How Many Whales Are Hunted Under the ICW?
• Japan on average, kills 900 mink and 50 fin whales per year using high tech harpoon and hunting devices despite efforts by the IWC for a rewrite to several clauses to ban the Japanese from taking in so many whales. The meat is later sold commercially.
• Iceland and Norway also hunt whales, although in smaller numbers based on “self allocated commercial quotas.”
Cultural/Religious Whaling Indigenous Whaling is a long standing religious/cultural tradition
Indigenous Whaling Today • Aboriginal groups, both in the US and Canada still whale for cultural and/or ceremonial reasons as well as, in some cases, for food.
How Many Whales Are Hunted Today by Indigenous Groups?
• The IWC has given indigenous peoples certain quotas to allow for their whaling.
• United States Alaskan/Inuit Natives, 9 communities: 50 bowheads whales a year; 1-2 gray head whales.
• Natives of St. Vincent and the Grenadines: 4 humpback whales per year
• Faroe Islands: 950 long fin pilot whales yearly
• The Canadian government, not a member of the IWC, also allows certain native groups to hunt a small number of whales every year.
Why Do Indigenous Groups Still Whale?
• 80 percent of Alaskan native, Siberian Native, and Arctic Native groups’ diet consists of whale meat .
• Blubber from whale meat is linked to the thickening of blood, helping humans living in the Arctic to keep warm. Many Natives feel their increasing health problems are a direct result to the loss of our traditional diet of seafood and marine mammal meat
• The meat and fat of the whale are divided according to customary rules, which ensure that everyone in the village receives a portion.
Honoring the Whale: Religious Beliefs and Ceremony in Indigenous Whaling
• New boat covers and clothing are signs of respect to the spirits of the whales. For the same reason, people carefully clean the ice cellars where whale meat will be stored, making a pleasant home for the animal’s body.
• Whaling feasts and celebrations, including the Iñupiaq festival called Nalukataq, express the joy of successful hunting and the respect that people feel toward the great animals.
• A fundamental belief is that a whale chooses its own death, part of an ancient and continuing bond between people and the highly intelligent animal beings upon whom they depend for food.
Objections to Indigenous Whaling Just as people object to commercial whaling, people also object to the ceremonial/religious whaling done by Indigenous Peoples.

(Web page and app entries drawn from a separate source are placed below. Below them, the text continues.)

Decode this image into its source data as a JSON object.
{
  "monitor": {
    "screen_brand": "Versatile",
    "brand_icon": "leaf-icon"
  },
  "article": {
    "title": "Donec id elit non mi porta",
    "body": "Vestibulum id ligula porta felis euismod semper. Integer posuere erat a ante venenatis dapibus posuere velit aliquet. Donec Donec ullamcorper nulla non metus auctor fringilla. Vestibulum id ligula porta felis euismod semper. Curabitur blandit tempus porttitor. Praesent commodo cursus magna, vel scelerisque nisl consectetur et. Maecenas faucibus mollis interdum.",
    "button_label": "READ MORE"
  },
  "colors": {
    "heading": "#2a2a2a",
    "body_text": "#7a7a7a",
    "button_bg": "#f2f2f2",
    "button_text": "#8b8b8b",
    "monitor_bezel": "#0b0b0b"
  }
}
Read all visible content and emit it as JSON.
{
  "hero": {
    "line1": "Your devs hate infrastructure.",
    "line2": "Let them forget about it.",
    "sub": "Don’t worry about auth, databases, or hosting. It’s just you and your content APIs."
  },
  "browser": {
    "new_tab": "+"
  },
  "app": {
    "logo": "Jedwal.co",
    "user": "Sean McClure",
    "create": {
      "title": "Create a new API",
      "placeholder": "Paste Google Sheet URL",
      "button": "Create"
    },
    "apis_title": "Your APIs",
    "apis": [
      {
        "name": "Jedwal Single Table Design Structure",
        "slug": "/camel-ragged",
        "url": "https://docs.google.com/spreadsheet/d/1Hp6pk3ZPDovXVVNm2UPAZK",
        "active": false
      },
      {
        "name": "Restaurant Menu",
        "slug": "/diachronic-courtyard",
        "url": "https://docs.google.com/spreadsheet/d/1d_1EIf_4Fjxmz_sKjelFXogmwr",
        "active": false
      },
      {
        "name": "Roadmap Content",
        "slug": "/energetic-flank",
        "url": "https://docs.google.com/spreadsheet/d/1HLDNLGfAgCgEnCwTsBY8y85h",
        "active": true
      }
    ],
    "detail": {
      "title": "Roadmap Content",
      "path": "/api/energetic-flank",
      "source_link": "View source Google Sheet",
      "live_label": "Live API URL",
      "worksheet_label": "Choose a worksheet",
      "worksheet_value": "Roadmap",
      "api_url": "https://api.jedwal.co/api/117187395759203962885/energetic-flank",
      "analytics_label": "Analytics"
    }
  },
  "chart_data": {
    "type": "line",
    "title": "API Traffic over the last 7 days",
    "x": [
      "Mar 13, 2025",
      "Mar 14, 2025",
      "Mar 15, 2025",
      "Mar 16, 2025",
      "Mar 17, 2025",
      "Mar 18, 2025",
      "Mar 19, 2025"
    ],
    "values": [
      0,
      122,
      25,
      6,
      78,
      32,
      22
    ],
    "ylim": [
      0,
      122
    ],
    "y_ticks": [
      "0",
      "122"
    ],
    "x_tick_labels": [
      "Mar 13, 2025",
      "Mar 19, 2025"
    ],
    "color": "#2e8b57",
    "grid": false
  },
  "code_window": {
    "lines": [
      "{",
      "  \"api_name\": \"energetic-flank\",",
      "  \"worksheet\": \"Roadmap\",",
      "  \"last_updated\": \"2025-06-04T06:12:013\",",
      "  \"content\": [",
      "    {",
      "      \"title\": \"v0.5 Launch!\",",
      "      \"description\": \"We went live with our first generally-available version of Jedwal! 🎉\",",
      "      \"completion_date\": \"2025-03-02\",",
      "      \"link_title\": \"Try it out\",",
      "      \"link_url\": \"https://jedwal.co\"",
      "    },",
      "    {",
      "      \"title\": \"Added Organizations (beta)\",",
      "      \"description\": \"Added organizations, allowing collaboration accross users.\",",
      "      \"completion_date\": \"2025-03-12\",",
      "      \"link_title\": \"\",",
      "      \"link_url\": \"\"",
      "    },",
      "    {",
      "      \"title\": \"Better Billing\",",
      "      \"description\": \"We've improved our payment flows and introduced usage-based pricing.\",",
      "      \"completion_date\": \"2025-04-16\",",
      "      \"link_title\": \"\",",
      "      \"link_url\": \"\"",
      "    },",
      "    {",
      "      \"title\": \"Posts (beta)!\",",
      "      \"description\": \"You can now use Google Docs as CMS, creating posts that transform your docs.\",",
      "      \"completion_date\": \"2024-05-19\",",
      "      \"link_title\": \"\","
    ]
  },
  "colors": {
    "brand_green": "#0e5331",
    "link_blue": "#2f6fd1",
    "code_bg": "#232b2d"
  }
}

So Who Kills More Whales?
• It looks like it is about even.
• Native groups, with the permission of either the ICW or the Canadian Government, kill a little over a thousand whales a year.
• Remember, Japan alone kills about 950 whales a year and several other countries kill smaller numbers.
• Therefore, it seems safe to say the same number are killed from “scientific”/commercial whaling as from religious/cultural whaling.
How Does All This Whaling Effect the Overall Population of Whales?
• Whaling Does Take Its Toll: The gray whale had been hunted to the edge of extinction in the 1850's and again in the early 1900's.
• Until the early 20th century, humpbacks were considered too large and fast to be pursued by most whaling vessels. However, with the introduction of faster whaling ships and harpoon guns, whalers began targeting humpbacks. By the time commercial whaling was banned, humpback populations had declined to only 10% of their original size.
• Disruption on whale populations has drastic effects on other ecosystems. Reduced whale populations reduces Krill numbers, which provides diet for marine mammals, bird, and other fish.
Yet, Progress Can Be Made
• In 1947, the International Whaling Commission (IWC) provided full protection to the gray whale. The eastern north Pacific population is the largest surviving population, having made a remarkable recovery and numbering close to its original size. This is near to where many indigenous groups whale.
Conclusion: Who Is Right?
• In the end, it all depends on what you believe in.
• We might find it easy to disagree with commercial/scientific whaling, but many of the same reasons its not necessary can also be applied to the cultural/religious whaling done by indigenous peoples.
• Yet, for some native peoples, this is a key part of their culture.